By Sidharth  Prusty

Edited by, Anandita Malhotra, Senior Editor, The Indian Economist

People have long debated the pros and cons of using credit vs. debit cards for personal expenditures. This article attempts to look at both sides of the coin and tries to come up with a solution to optimally use both of these cards for a productive expenditure plan. Let us first analyse the functions of both these cards.

The Debit card is simply a payment card which provides the cardholder the right to electronically access his savings with a financial institution. It is normally linked to a savings/current account and is readily issued to an account-holder. On the other hand, the credit card is a little more complicated system of payment. It allows a cardholder to pay for goods and services based on his/her promise to pay for them later. Unlike debit cards, it is not linked to any particular account and is issued after assessing the credit risk (the chance of default) associated with an individual. It is also associated with an annual fee, late fees and interest on debts if the payments are not made in time.

So, conventional wisdom says that if we have a somewhat comfortable income and are able to make ends meet, then a credit card is simply a burden, right? Wrong!! Well, let me explain with a real-life example. Suppose Mr. A is our average income guy who has no credit history or insurance. He has a stable income which allows him to live comfortably along with his family. Now suppose he wants to move out of his rented apartment and buy a new house. He doesn’t have the required savings to purchase it on his own. So, he goes to a bank for loan assuming he would get one easily. Imagine his surprise when the bank chooses not to approve the loan. What went wrong?

The fact is banks have many ways of measuring the credit risk; and one of the most widely-used is credit history (measured with parameters like credit score and credit report). Credit history is the record of an individual’s past borrowings and repayments, including information about late payments or loan defaults. The reason why it is so appealing to banks is because it helps them to assess the repayment capability of a person. And a credit card is a very good way to build your credit history. What is more is that most credit cards offer huge bonuses (e.g. Air Miles), discounts and cash rewards for the money consumed. It is a much more secure form of payment as compared to a debit card. What’s surprising is that even employers sometimes look at the credit history of an individual before hiring!!
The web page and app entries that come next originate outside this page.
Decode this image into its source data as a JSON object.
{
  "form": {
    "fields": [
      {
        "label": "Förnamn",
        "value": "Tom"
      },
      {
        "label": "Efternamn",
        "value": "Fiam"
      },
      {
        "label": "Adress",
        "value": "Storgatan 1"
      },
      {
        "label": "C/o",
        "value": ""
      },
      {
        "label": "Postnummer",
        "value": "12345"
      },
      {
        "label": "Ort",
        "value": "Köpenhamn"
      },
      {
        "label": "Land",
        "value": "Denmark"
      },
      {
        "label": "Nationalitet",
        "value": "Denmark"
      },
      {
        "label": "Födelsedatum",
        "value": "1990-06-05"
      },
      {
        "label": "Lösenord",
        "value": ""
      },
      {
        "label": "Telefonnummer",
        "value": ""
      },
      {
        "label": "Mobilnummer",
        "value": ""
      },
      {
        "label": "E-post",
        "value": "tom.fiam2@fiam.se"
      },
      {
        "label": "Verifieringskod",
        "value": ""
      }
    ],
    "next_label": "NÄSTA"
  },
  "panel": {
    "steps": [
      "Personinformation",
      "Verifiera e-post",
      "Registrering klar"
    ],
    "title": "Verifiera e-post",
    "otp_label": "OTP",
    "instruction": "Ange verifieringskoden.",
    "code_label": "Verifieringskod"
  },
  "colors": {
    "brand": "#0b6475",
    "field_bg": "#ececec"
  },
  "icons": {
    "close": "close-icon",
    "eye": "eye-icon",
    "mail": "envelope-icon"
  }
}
But the credit card system is not as rosy as it looks. For example, a credit card company can charge exorbitant rates of interest on late payments, as high as 25%; much higher than the market rates of 5-6%. Moreover, many argue that credit card makes the cardholder overspend. A Debit Card is better in this respect because all the transactions can be seen in real-time and hence one can easily keep a track on his spending, hence curbing the unnecessary spending. Moreover, if you do default on your credit card payments, it adversely affects your credit history.

We can clearly see that both the cards have their own benefits and disadvantages. So how should one go about spending with both of these? Probably the best way is to analyse your own situation and come up with a plan of expenditure. The plan should be feasible and take into account your capital inflows and outflows, and how each card will fit into your own spending plan. It is important for a plan to be practical so that one can stick to it easily. For example; for a stable income person, it may make sense to use the debit card for everyday payments like food, fuel, general accessories etc. and use credit cards to make one-time payments like repairing work, holidays, or even for buying new furniture. This is because one-time payments may drain a person’s meagre savings but paying through a credit card gives him more time to arrange for the money. And obviously there is the added advantage of cash rewards and building credit history. But it is very important not to default on your payments. The credit card companies want us to default in our payments so that they can extract money from us. But the benefits of credit cards are plenty and hence they can’t be written off as well.

Hence, it is up to us to be sincere in our personal finances and hence reap the benefits of both these cards. An individual should properly plan his earnings and expenses and come up with a way to use both the cards effectively. To conclude, we can safely say that the best use of the credit and debit cards will surely make an individual financially secure in the long run.

Posted by The Indian Economist | For the Curious Mind